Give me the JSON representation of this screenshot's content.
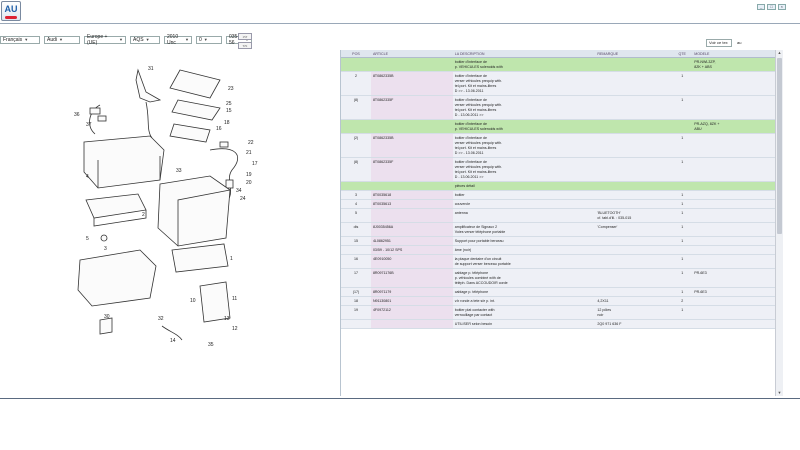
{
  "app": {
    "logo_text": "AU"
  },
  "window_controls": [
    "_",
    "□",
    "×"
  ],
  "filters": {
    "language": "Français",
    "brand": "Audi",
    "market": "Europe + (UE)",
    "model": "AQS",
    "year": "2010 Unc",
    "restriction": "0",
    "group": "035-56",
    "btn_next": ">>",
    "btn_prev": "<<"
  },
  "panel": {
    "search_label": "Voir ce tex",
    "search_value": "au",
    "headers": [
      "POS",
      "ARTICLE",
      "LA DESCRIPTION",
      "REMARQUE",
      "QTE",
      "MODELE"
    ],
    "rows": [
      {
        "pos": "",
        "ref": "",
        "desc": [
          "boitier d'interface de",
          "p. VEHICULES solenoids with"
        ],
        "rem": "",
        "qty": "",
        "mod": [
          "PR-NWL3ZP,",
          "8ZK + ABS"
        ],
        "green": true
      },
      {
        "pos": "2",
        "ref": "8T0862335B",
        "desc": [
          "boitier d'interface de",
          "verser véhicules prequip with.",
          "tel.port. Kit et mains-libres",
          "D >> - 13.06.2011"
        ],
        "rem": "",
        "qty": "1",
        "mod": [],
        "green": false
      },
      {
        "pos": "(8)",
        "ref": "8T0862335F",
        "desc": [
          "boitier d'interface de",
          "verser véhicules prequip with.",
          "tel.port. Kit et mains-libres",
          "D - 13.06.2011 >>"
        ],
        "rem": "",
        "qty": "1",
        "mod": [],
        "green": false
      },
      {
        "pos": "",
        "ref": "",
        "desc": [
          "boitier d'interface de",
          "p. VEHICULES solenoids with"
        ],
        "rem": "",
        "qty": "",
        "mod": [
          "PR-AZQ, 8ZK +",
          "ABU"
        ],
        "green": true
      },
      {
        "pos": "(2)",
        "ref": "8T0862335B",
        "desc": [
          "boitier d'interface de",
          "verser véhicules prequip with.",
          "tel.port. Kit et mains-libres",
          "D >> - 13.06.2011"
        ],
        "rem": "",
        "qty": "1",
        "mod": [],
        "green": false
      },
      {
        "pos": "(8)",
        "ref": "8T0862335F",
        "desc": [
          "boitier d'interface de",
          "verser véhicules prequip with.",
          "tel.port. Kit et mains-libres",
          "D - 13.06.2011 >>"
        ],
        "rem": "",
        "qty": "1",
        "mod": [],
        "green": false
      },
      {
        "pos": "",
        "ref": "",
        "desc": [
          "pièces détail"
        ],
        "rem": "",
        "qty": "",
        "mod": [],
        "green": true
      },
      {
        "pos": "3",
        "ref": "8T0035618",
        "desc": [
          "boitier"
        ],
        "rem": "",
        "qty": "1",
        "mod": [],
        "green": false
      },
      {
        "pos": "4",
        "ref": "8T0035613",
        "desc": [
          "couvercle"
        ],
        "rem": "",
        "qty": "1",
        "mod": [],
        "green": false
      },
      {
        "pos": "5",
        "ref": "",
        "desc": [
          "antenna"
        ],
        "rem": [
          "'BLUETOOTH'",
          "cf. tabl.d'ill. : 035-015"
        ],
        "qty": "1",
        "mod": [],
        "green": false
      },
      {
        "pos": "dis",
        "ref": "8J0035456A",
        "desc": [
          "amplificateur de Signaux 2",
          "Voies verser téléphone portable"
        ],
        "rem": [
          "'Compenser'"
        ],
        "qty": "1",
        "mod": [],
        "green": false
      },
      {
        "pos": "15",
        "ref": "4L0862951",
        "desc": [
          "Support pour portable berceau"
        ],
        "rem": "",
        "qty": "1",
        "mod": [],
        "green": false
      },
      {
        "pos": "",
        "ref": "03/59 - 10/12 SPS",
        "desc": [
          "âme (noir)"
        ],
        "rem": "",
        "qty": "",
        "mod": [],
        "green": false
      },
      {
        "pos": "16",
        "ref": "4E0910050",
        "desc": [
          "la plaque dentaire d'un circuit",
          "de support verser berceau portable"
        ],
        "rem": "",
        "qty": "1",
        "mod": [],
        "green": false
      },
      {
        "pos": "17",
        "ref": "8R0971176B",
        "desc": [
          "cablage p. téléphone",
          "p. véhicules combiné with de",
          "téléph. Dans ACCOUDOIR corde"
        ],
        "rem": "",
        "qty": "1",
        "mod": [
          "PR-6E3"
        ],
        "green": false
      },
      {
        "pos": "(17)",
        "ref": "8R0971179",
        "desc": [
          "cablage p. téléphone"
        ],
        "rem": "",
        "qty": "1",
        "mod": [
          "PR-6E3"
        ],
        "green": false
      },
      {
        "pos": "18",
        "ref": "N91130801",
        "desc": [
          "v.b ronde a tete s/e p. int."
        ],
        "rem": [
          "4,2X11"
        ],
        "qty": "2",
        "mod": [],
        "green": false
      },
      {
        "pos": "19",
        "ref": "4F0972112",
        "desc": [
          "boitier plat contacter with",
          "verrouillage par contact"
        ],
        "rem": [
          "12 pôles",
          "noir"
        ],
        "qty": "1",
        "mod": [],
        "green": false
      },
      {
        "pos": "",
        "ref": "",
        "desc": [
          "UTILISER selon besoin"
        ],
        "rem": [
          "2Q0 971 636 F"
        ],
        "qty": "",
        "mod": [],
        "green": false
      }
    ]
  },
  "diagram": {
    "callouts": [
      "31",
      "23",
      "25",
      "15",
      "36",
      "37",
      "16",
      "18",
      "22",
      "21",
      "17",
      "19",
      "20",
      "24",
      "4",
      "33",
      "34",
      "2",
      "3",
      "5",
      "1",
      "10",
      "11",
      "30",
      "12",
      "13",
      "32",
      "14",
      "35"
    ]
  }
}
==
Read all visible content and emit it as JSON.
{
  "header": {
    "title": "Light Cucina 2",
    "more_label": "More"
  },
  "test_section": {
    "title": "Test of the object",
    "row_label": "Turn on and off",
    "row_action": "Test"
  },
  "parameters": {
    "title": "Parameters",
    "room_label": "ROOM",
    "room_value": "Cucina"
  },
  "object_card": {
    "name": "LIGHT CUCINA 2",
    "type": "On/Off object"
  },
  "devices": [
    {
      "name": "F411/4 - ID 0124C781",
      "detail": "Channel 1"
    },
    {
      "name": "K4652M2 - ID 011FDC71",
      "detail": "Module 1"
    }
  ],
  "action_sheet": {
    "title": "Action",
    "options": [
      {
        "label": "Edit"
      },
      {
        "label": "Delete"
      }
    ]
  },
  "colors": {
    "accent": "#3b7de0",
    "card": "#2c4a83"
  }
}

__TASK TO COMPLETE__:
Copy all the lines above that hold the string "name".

__EXERCISE SOLUTION__:
    "name": "LIGHT CUCINA 2",
      "name": "F411/4 - ID 0124C781",
      "name": "K4652M2 - ID 011FDC71",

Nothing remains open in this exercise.